◆ **PROBLEM TO WORK ON**: Would you please give every entry again exactly, without the pictures?

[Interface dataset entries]
*** Block opens ***
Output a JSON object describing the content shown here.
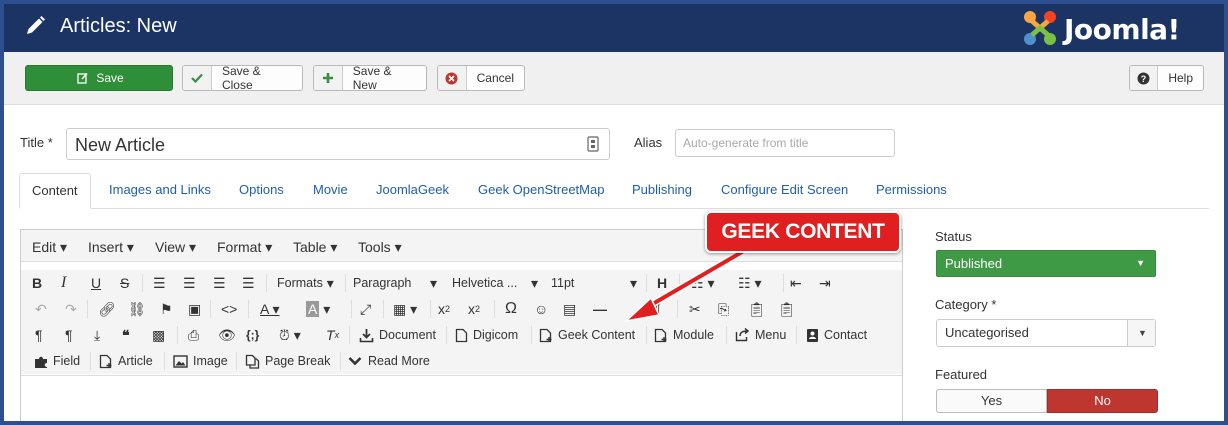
{
  "header": {
    "title": "Articles: New",
    "logo_text": "Joomla!"
  },
  "toolbar": {
    "save": "Save",
    "save_close": "Save & Close",
    "save_new": "Save & New",
    "cancel": "Cancel",
    "help": "Help"
  },
  "form": {
    "title_label": "Title *",
    "title_value": "New Article",
    "alias_label": "Alias",
    "alias_placeholder": "Auto-generate from title"
  },
  "tabs": [
    "Content",
    "Images and Links",
    "Options",
    "Movie",
    "JoomlaGeek",
    "Geek OpenStreetMap",
    "Publishing",
    "Configure Edit Screen",
    "Permissions"
  ],
  "editor": {
    "menus": [
      "Edit",
      "Insert",
      "View",
      "Format",
      "Table",
      "Tools"
    ],
    "formats_label": "Formats",
    "paragraph_label": "Paragraph",
    "font_label": "Helvetica ...",
    "size_label": "11pt",
    "plugin_buttons": {
      "document": "Document",
      "digicom": "Digicom",
      "geek_content": "Geek Content",
      "module": "Module",
      "menu": "Menu",
      "contact": "Contact",
      "field": "Field",
      "article": "Article",
      "image": "Image",
      "page_break": "Page Break",
      "read_more": "Read More"
    }
  },
  "sidebar": {
    "status_label": "Status",
    "status_value": "Published",
    "category_label": "Category *",
    "category_value": "Uncategorised",
    "featured_label": "Featured",
    "featured_yes": "Yes",
    "featured_no": "No"
  },
  "annotation": {
    "callout": "GEEK CONTENT"
  },
  "colors": {
    "header": "#1b3464",
    "save_green": "#2f8e38",
    "published_green": "#3f9a45",
    "no_red": "#bd362f",
    "callout_red": "#e02020",
    "link_blue": "#1f5fa8"
  }
}
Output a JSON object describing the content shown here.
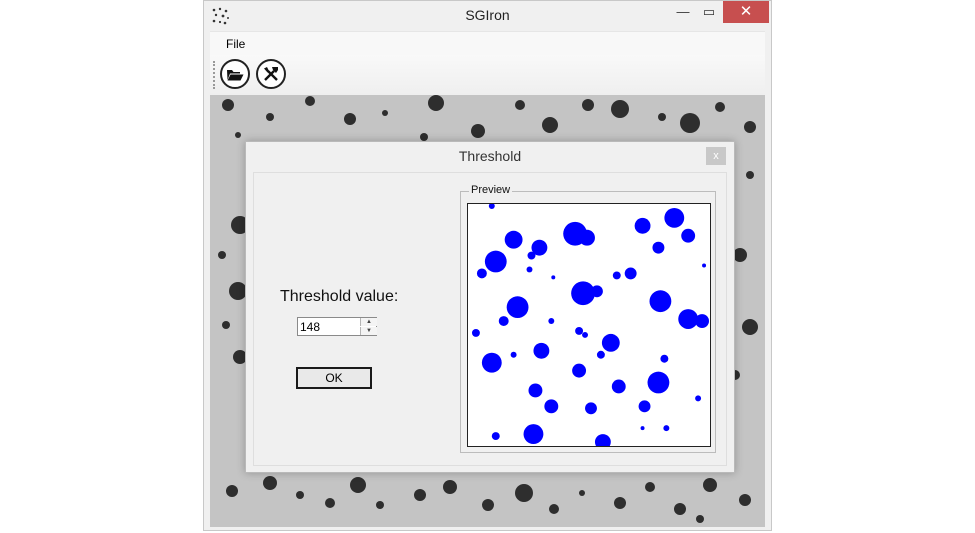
{
  "window": {
    "title": "SGIron",
    "minimize_glyph": "—",
    "maximize_glyph": "▭",
    "close_glyph": "✕"
  },
  "menu": {
    "file_label": "File"
  },
  "toolbar": {
    "buttons": [
      {
        "icon": "open-folder-icon"
      },
      {
        "icon": "tools-icon"
      }
    ]
  },
  "dialog": {
    "title": "Threshold",
    "close_glyph": "x",
    "threshold_label": "Threshold value:",
    "threshold_value": "148",
    "ok_label": "OK",
    "preview_label": "Preview"
  },
  "colors": {
    "blob": "#0000ff",
    "close_red": "#c74f4f"
  }
}
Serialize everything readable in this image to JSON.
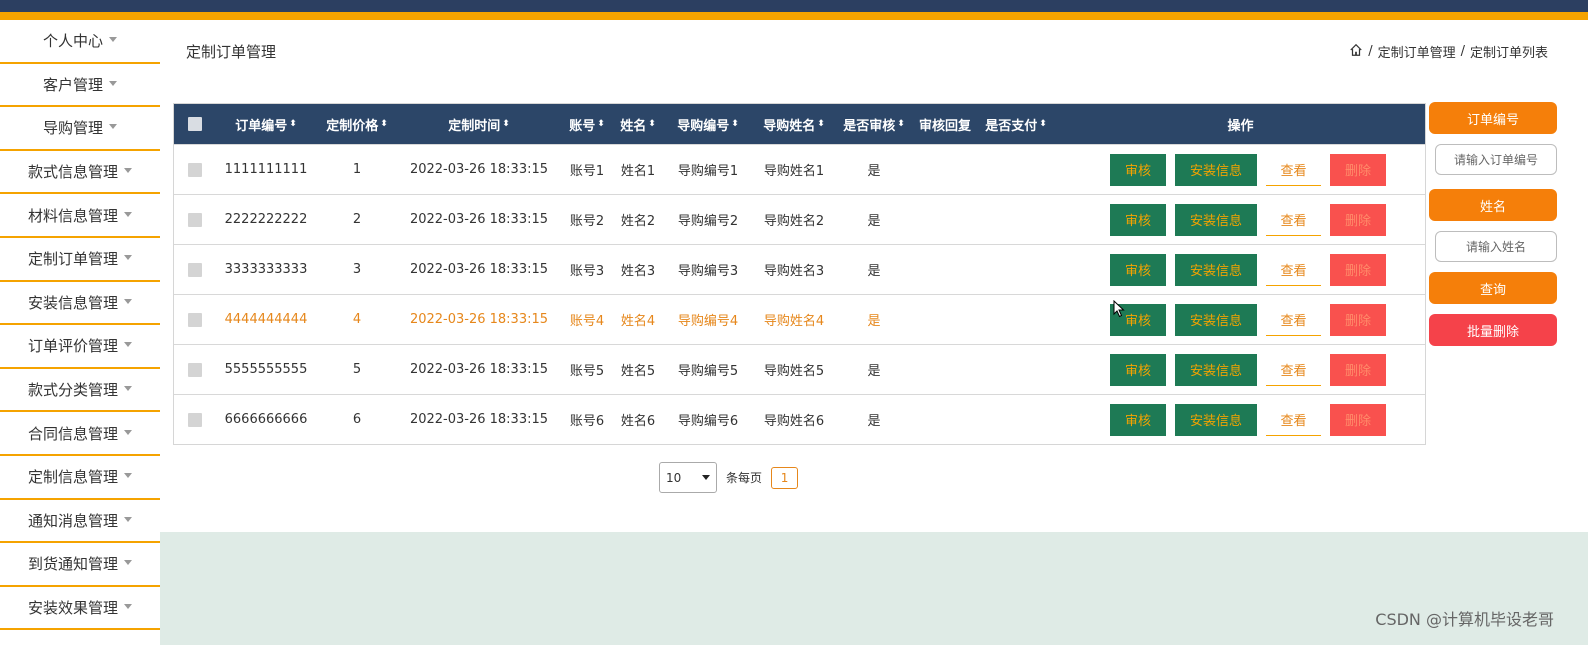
{
  "sidebar": {
    "items": [
      {
        "label": "个人中心"
      },
      {
        "label": "客户管理"
      },
      {
        "label": "导购管理"
      },
      {
        "label": "款式信息管理"
      },
      {
        "label": "材料信息管理"
      },
      {
        "label": "定制订单管理"
      },
      {
        "label": "安装信息管理"
      },
      {
        "label": "订单评价管理"
      },
      {
        "label": "款式分类管理"
      },
      {
        "label": "合同信息管理"
      },
      {
        "label": "定制信息管理"
      },
      {
        "label": "通知消息管理"
      },
      {
        "label": "到货通知管理"
      },
      {
        "label": "安装效果管理"
      }
    ]
  },
  "page": {
    "title": "定制订单管理",
    "breadcrumb": [
      "定制订单管理",
      "定制订单列表"
    ],
    "breadcrumb_sep": "/"
  },
  "table": {
    "headers": {
      "id": "订单编号",
      "price": "定制价格",
      "time": "定制时间",
      "account": "账号",
      "name": "姓名",
      "guide_id": "导购编号",
      "guide_name": "导购姓名",
      "reviewed": "是否审核",
      "reply": "审核回复",
      "paid": "是否支付",
      "ops": "操作"
    },
    "sort_glyph": "⬍",
    "rows": [
      {
        "id": "1111111111",
        "price": "1",
        "time": "2022-03-26 18:33:15",
        "account": "账号1",
        "name": "姓名1",
        "guide_id": "导购编号1",
        "guide_name": "导购姓名1",
        "reviewed": "是",
        "reply": "",
        "paid": ""
      },
      {
        "id": "2222222222",
        "price": "2",
        "time": "2022-03-26 18:33:15",
        "account": "账号2",
        "name": "姓名2",
        "guide_id": "导购编号2",
        "guide_name": "导购姓名2",
        "reviewed": "是",
        "reply": "",
        "paid": ""
      },
      {
        "id": "3333333333",
        "price": "3",
        "time": "2022-03-26 18:33:15",
        "account": "账号3",
        "name": "姓名3",
        "guide_id": "导购编号3",
        "guide_name": "导购姓名3",
        "reviewed": "是",
        "reply": "",
        "paid": ""
      },
      {
        "id": "4444444444",
        "price": "4",
        "time": "2022-03-26 18:33:15",
        "account": "账号4",
        "name": "姓名4",
        "guide_id": "导购编号4",
        "guide_name": "导购姓名4",
        "reviewed": "是",
        "reply": "",
        "paid": ""
      },
      {
        "id": "5555555555",
        "price": "5",
        "time": "2022-03-26 18:33:15",
        "account": "账号5",
        "name": "姓名5",
        "guide_id": "导购编号5",
        "guide_name": "导购姓名5",
        "reviewed": "是",
        "reply": "",
        "paid": ""
      },
      {
        "id": "6666666666",
        "price": "6",
        "time": "2022-03-26 18:33:15",
        "account": "账号6",
        "name": "姓名6",
        "guide_id": "导购编号6",
        "guide_name": "导购姓名6",
        "reviewed": "是",
        "reply": "",
        "paid": ""
      }
    ],
    "highlighted_row": 3,
    "actions": {
      "review": "审核",
      "install": "安装信息",
      "view": "查看",
      "delete": "删除"
    }
  },
  "pagination": {
    "page_size": "10",
    "per_page_label": "条每页",
    "current_page": "1"
  },
  "search_panel": {
    "order_id_label": "订单编号",
    "order_id_placeholder": "请输入订单编号",
    "name_label": "姓名",
    "name_placeholder": "请输入姓名",
    "search_button": "查询",
    "batch_delete_button": "批量删除"
  },
  "watermark": "CSDN @计算机毕设老哥",
  "colors": {
    "topbar": "#2c3f61",
    "accent": "#f5a300",
    "table_header": "#2c4668",
    "action_green": "#1e7a55",
    "delete_red": "#f9514e",
    "panel_orange": "#f57f0a",
    "panel_red": "#f5424a"
  },
  "icons": {
    "breadcrumb_home": "home-icon",
    "dropdown": "caret-down-icon"
  }
}
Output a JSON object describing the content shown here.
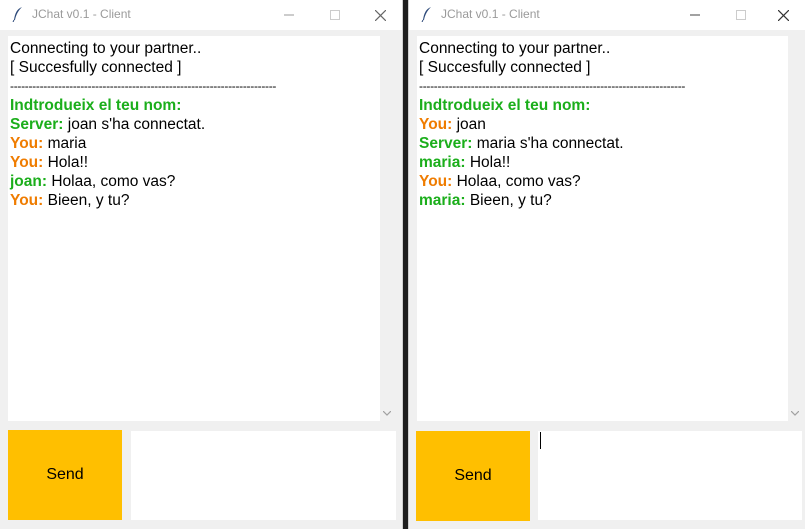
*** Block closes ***
◆ **YOUR RESPONSE**:
Output a JSON object describing the content shown here.
{
  "header": {
    "title": "Articles: New",
    "logo_text": "Joomla!"
  },
  "toolbar": {
    "save": "Save",
    "save_close": "Save & Close",
    "save_new": "Save & New",
    "cancel": "Cancel",
    "help": "Help"
  },
  "form": {
    "title_label": "Title *",
    "title_value": "New Article",
    "alias_label": "Alias",
    "alias_placeholder": "Auto-generate from title"
  },
  "tabs": [
    "Content",
    "Images and Links",
    "Options",
    "Movie",
    "JoomlaGeek",
    "Geek OpenStreetMap",
    "Publishing",
    "Configure Edit Screen",
    "Permissions"
  ],
  "editor": {
    "menus": [
      "Edit",
      "Insert",
      "View",
      "Format",
      "Table",
      "Tools"
    ],
    "formats_label": "Formats",
    "paragraph_label": "Paragraph",
    "font_label": "Helvetica ...",
    "size_label": "11pt",
    "plugin_buttons": {
      "document": "Document",
      "digicom": "Digicom",
      "geek_content": "Geek Content",
      "module": "Module",
      "menu": "Menu",
      "contact": "Contact",
      "field": "Field",
      "article": "Article",
      "image": "Image",
      "page_break": "Page Break",
      "read_more": "Read More"
    }
  },
  "sidebar": {
    "status_label": "Status",
    "status_value": "Published",
    "category_label": "Category *",
    "category_value": "Uncategorised",
    "featured_label": "Featured",
    "featured_yes": "Yes",
    "featured_no": "No"
  },
  "annotation": {
    "callout": "GEEK CONTENT"
  },
  "colors": {
    "header": "#1b3464",
    "save_green": "#2f8e38",
    "published_green": "#3f9a45",
    "no_red": "#bd362f",
    "callout_red": "#e02020",
    "link_blue": "#1f5fa8"
  }
}
Output a JSON object describing the content shown here.
{
  "window": {
    "title": "SGIron",
    "minimize_glyph": "—",
    "maximize_glyph": "▭",
    "close_glyph": "✕"
  },
  "menu": {
    "file_label": "File"
  },
  "toolbar": {
    "buttons": [
      {
        "icon": "open-folder-icon"
      },
      {
        "icon": "tools-icon"
      }
    ]
  },
  "dialog": {
    "title": "Threshold",
    "close_glyph": "x",
    "threshold_label": "Threshold value:",
    "threshold_value": "148",
    "ok_label": "OK",
    "preview_label": "Preview"
  },
  "colors": {
    "blob": "#0000ff",
    "close_red": "#c74f4f"
  }
}
Serialize everything readable in this image to JSON.
{
  "sidebar": {
    "items": [
      {
        "label": "个人中心"
      },
      {
        "label": "客户管理"
      },
      {
        "label": "导购管理"
      },
      {
        "label": "款式信息管理"
      },
      {
        "label": "材料信息管理"
      },
      {
        "label": "定制订单管理"
      },
      {
        "label": "安装信息管理"
      },
      {
        "label": "订单评价管理"
      },
      {
        "label": "款式分类管理"
      },
      {
        "label": "合同信息管理"
      },
      {
        "label": "定制信息管理"
      },
      {
        "label": "通知消息管理"
      },
      {
        "label": "到货通知管理"
      },
      {
        "label": "安装效果管理"
      }
    ]
  },
  "page": {
    "title": "定制订单管理",
    "breadcrumb": [
      "定制订单管理",
      "定制订单列表"
    ],
    "breadcrumb_sep": "/"
  },
  "table": {
    "headers": {
      "id": "订单编号",
      "price": "定制价格",
      "time": "定制时间",
      "account": "账号",
      "name": "姓名",
      "guide_id": "导购编号",
      "guide_name": "导购姓名",
      "reviewed": "是否审核",
      "reply": "审核回复",
      "paid": "是否支付",
      "ops": "操作"
    },
    "sort_glyph": "⬍",
    "rows": [
      {
        "id": "1111111111",
        "price": "1",
        "time": "2022-03-26 18:33:15",
        "account": "账号1",
        "name": "姓名1",
        "guide_id": "导购编号1",
        "guide_name": "导购姓名1",
        "reviewed": "是",
        "reply": "",
        "paid": ""
      },
      {
        "id": "2222222222",
        "price": "2",
        "time": "2022-03-26 18:33:15",
        "account": "账号2",
        "name": "姓名2",
        "guide_id": "导购编号2",
        "guide_name": "导购姓名2",
        "reviewed": "是",
        "reply": "",
        "paid": ""
      },
      {
        "id": "3333333333",
        "price": "3",
        "time": "2022-03-26 18:33:15",
        "account": "账号3",
        "name": "姓名3",
        "guide_id": "导购编号3",
        "guide_name": "导购姓名3",
        "reviewed": "是",
        "reply": "",
        "paid": ""
      },
      {
        "id": "4444444444",
        "price": "4",
        "time": "2022-03-26 18:33:15",
        "account": "账号4",
        "name": "姓名4",
        "guide_id": "导购编号4",
        "guide_name": "导购姓名4",
        "reviewed": "是",
        "reply": "",
        "paid": ""
      },
      {
        "id": "5555555555",
        "price": "5",
        "time": "2022-03-26 18:33:15",
        "account": "账号5",
        "name": "姓名5",
        "guide_id": "导购编号5",
        "guide_name": "导购姓名5",
        "reviewed": "是",
        "reply": "",
        "paid": ""
      },
      {
        "id": "6666666666",
        "price": "6",
        "time": "2022-03-26 18:33:15",
        "account": "账号6",
        "name": "姓名6",
        "guide_id": "导购编号6",
        "guide_name": "导购姓名6",
        "reviewed": "是",
        "reply": "",
        "paid": ""
      }
    ],
    "highlighted_row": 3,
    "actions": {
      "review": "审核",
      "install": "安装信息",
      "view": "查看",
      "delete": "删除"
    }
  },
  "pagination": {
    "page_size": "10",
    "per_page_label": "条每页",
    "current_page": "1"
  },
  "search_panel": {
    "order_id_label": "订单编号",
    "order_id_placeholder": "请输入订单编号",
    "name_label": "姓名",
    "name_placeholder": "请输入姓名",
    "search_button": "查询",
    "batch_delete_button": "批量删除"
  },
  "watermark": "CSDN @计算机毕设老哥",
  "colors": {
    "topbar": "#2c3f61",
    "accent": "#f5a300",
    "table_header": "#2c4668",
    "action_green": "#1e7a55",
    "delete_red": "#f9514e",
    "panel_orange": "#f57f0a",
    "panel_red": "#f5424a"
  },
  "icons": {
    "breadcrumb_home": "home-icon",
    "dropdown": "caret-down-icon"
  }
}
Output a JSON object describing the content shown here.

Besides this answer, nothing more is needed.